• [PROVIDED ENTRIES]:
───

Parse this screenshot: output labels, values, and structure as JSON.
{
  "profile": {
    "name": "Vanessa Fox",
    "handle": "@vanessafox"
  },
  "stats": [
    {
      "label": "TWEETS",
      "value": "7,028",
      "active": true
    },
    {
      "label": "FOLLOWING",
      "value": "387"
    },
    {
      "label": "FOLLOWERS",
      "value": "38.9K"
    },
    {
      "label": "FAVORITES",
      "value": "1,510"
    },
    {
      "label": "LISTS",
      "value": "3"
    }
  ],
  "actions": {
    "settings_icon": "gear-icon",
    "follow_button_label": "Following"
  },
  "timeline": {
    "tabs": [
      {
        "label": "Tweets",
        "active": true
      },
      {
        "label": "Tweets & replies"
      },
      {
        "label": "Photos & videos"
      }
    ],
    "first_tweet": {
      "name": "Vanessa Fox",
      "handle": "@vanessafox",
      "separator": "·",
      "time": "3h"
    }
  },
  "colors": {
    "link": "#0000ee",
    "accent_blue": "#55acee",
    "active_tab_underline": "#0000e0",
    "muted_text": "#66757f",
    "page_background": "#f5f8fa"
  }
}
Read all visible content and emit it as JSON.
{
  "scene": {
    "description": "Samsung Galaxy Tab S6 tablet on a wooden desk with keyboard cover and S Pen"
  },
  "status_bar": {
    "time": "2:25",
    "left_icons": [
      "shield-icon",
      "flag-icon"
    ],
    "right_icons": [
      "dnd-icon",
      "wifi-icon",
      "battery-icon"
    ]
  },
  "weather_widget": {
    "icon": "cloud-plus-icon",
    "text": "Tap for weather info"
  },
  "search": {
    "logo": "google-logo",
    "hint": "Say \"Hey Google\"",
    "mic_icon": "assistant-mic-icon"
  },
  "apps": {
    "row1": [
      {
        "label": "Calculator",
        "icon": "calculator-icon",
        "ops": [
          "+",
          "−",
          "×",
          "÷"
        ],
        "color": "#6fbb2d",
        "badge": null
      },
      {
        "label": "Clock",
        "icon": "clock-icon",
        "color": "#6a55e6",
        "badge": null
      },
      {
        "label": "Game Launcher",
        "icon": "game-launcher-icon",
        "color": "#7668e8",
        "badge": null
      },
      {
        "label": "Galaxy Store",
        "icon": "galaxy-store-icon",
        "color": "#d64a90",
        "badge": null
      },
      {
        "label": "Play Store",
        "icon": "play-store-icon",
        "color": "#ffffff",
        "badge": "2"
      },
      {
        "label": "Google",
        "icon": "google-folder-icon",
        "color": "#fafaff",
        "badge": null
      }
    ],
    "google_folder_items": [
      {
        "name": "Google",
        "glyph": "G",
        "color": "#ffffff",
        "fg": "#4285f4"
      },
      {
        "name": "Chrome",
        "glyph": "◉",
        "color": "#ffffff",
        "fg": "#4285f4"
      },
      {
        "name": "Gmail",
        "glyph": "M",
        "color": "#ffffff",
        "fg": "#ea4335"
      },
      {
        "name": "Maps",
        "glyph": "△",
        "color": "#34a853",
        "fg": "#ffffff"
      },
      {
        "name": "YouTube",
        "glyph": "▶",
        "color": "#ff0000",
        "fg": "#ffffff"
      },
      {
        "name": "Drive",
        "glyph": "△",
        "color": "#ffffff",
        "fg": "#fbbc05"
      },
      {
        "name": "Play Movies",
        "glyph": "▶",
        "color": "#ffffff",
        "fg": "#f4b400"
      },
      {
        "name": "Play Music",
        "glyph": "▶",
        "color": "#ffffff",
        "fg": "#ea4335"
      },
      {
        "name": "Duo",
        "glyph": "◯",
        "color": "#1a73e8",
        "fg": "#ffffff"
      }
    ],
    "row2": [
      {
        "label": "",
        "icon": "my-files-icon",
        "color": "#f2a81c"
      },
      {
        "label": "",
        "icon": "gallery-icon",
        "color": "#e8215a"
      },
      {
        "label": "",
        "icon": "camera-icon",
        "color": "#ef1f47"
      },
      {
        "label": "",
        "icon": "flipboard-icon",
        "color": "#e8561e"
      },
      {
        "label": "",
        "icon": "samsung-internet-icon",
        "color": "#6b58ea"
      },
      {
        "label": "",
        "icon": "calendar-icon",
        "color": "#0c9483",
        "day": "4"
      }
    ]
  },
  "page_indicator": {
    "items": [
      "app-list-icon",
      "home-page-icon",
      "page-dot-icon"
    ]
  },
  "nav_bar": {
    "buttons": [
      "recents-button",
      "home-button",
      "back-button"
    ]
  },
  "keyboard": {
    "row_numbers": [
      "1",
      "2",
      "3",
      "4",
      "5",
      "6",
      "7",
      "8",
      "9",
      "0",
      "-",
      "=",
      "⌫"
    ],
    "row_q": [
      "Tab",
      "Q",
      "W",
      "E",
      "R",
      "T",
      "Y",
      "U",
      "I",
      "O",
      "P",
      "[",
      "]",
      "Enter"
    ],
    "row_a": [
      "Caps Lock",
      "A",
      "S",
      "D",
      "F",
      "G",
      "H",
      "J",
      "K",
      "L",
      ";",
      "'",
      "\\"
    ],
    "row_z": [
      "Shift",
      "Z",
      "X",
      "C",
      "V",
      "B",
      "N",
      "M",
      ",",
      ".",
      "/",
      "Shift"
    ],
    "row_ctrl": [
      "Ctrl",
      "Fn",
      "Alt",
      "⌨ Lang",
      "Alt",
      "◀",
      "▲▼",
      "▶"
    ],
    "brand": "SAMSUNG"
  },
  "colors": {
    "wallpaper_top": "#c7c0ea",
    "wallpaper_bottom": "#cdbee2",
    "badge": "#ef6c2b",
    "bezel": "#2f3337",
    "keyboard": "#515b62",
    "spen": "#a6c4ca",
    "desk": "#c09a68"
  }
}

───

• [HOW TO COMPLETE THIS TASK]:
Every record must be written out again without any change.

• [SOLUTION]:
Parse this screenshot: output labels, values, and structure as JSON.
{
  "profile": {
    "name": "Vanessa Fox",
    "handle": "@vanessafox"
  },
  "stats": [
    {
      "label": "TWEETS",
      "value": "7,028",
      "active": true
    },
    {
      "label": "FOLLOWING",
      "value": "387"
    },
    {
      "label": "FOLLOWERS",
      "value": "38.9K"
    },
    {
      "label": "FAVORITES",
      "value": "1,510"
    },
    {
      "label": "LISTS",
      "value": "3"
    }
  ],
  "actions": {
    "settings_icon": "gear-icon",
    "follow_button_label": "Following"
  },
  "timeline": {
    "tabs": [
      {
        "label": "Tweets",
        "active": true
      },
      {
        "label": "Tweets & replies"
      },
      {
        "label": "Photos & videos"
      }
    ],
    "first_tweet": {
      "name": "Vanessa Fox",
      "handle": "@vanessafox",
      "separator": "·",
      "time": "3h"
    }
  },
  "colors": {
    "link": "#0000ee",
    "accent_blue": "#55acee",
    "active_tab_underline": "#0000e0",
    "muted_text": "#66757f",
    "page_background": "#f5f8fa"
  }
}
Read all visible content and emit it as JSON.
{
  "scene": {
    "description": "Samsung Galaxy Tab S6 tablet on a wooden desk with keyboard cover and S Pen"
  },
  "status_bar": {
    "time": "2:25",
    "left_icons": [
      "shield-icon",
      "flag-icon"
    ],
    "right_icons": [
      "dnd-icon",
      "wifi-icon",
      "battery-icon"
    ]
  },
  "weather_widget": {
    "icon": "cloud-plus-icon",
    "text": "Tap for weather info"
  },
  "search": {
    "logo": "google-logo",
    "hint": "Say \"Hey Google\"",
    "mic_icon": "assistant-mic-icon"
  },
  "apps": {
    "row1": [
      {
        "label": "Calculator",
        "icon": "calculator-icon",
        "ops": [
          "+",
          "−",
          "×",
          "÷"
        ],
        "color": "#6fbb2d",
        "badge": null
      },
      {
        "label": "Clock",
        "icon": "clock-icon",
        "color": "#6a55e6",
        "badge": null
      },
      {
        "label": "Game Launcher",
        "icon": "game-launcher-icon",
        "color": "#7668e8",
        "badge": null
      },
      {
        "label": "Galaxy Store",
        "icon": "galaxy-store-icon",
        "color": "#d64a90",
        "badge": null
      },
      {
        "label": "Play Store",
        "icon": "play-store-icon",
        "color": "#ffffff",
        "badge": "2"
      },
      {
        "label": "Google",
        "icon": "google-folder-icon",
        "color": "#fafaff",
        "badge": null
      }
    ],
    "google_folder_items": [
      {
        "name": "Google",
        "glyph": "G",
        "color": "#ffffff",
        "fg": "#4285f4"
      },
      {
        "name": "Chrome",
        "glyph": "◉",
        "color": "#ffffff",
        "fg": "#4285f4"
      },
      {
        "name": "Gmail",
        "glyph": "M",
        "color": "#ffffff",
        "fg": "#ea4335"
      },
      {
        "name": "Maps",
        "glyph": "△",
        "color": "#34a853",
        "fg": "#ffffff"
      },
      {
        "name": "YouTube",
        "glyph": "▶",
        "color": "#ff0000",
        "fg": "#ffffff"
      },
      {
        "name": "Drive",
        "glyph": "△",
        "color": "#ffffff",
        "fg": "#fbbc05"
      },
      {
        "name": "Play Movies",
        "glyph": "▶",
        "color": "#ffffff",
        "fg": "#f4b400"
      },
      {
        "name": "Play Music",
        "glyph": "▶",
        "color": "#ffffff",
        "fg": "#ea4335"
      },
      {
        "name": "Duo",
        "glyph": "◯",
        "color": "#1a73e8",
        "fg": "#ffffff"
      }
    ],
    "row2": [
      {
        "label": "",
        "icon": "my-files-icon",
        "color": "#f2a81c"
      },
      {
        "label": "",
        "icon": "gallery-icon",
        "color": "#e8215a"
      },
      {
        "label": "",
        "icon": "camera-icon",
        "color": "#ef1f47"
      },
      {
        "label": "",
        "icon": "flipboard-icon",
        "color": "#e8561e"
      },
      {
        "label": "",
        "icon": "samsung-internet-icon",
        "color": "#6b58ea"
      },
      {
        "label": "",
        "icon": "calendar-icon",
        "color": "#0c9483",
        "day": "4"
      }
    ]
  },
  "page_indicator": {
    "items": [
      "app-list-icon",
      "home-page-icon",
      "page-dot-icon"
    ]
  },
  "nav_bar": {
    "buttons": [
      "recents-button",
      "home-button",
      "back-button"
    ]
  },
  "keyboard": {
    "row_numbers": [
      "1",
      "2",
      "3",
      "4",
      "5",
      "6",
      "7",
      "8",
      "9",
      "0",
      "-",
      "=",
      "⌫"
    ],
    "row_q": [
      "Tab",
      "Q",
      "W",
      "E",
      "R",
      "T",
      "Y",
      "U",
      "I",
      "O",
      "P",
      "[",
      "]",
      "Enter"
    ],
    "row_a": [
      "Caps Lock",
      "A",
      "S",
      "D",
      "F",
      "G",
      "H",
      "J",
      "K",
      "L",
      ";",
      "'",
      "\\"
    ],
    "row_z": [
      "Shift",
      "Z",
      "X",
      "C",
      "V",
      "B",
      "N",
      "M",
      ",",
      ".",
      "/",
      "Shift"
    ],
    "row_ctrl": [
      "Ctrl",
      "Fn",
      "Alt",
      "⌨ Lang",
      "Alt",
      "◀",
      "▲▼",
      "▶"
    ],
    "brand": "SAMSUNG"
  },
  "colors": {
    "wallpaper_top": "#c7c0ea",
    "wallpaper_bottom": "#cdbee2",
    "badge": "#ef6c2b",
    "bezel": "#2f3337",
    "keyboard": "#515b62",
    "spen": "#a6c4ca",
    "desk": "#c09a68"
  }
}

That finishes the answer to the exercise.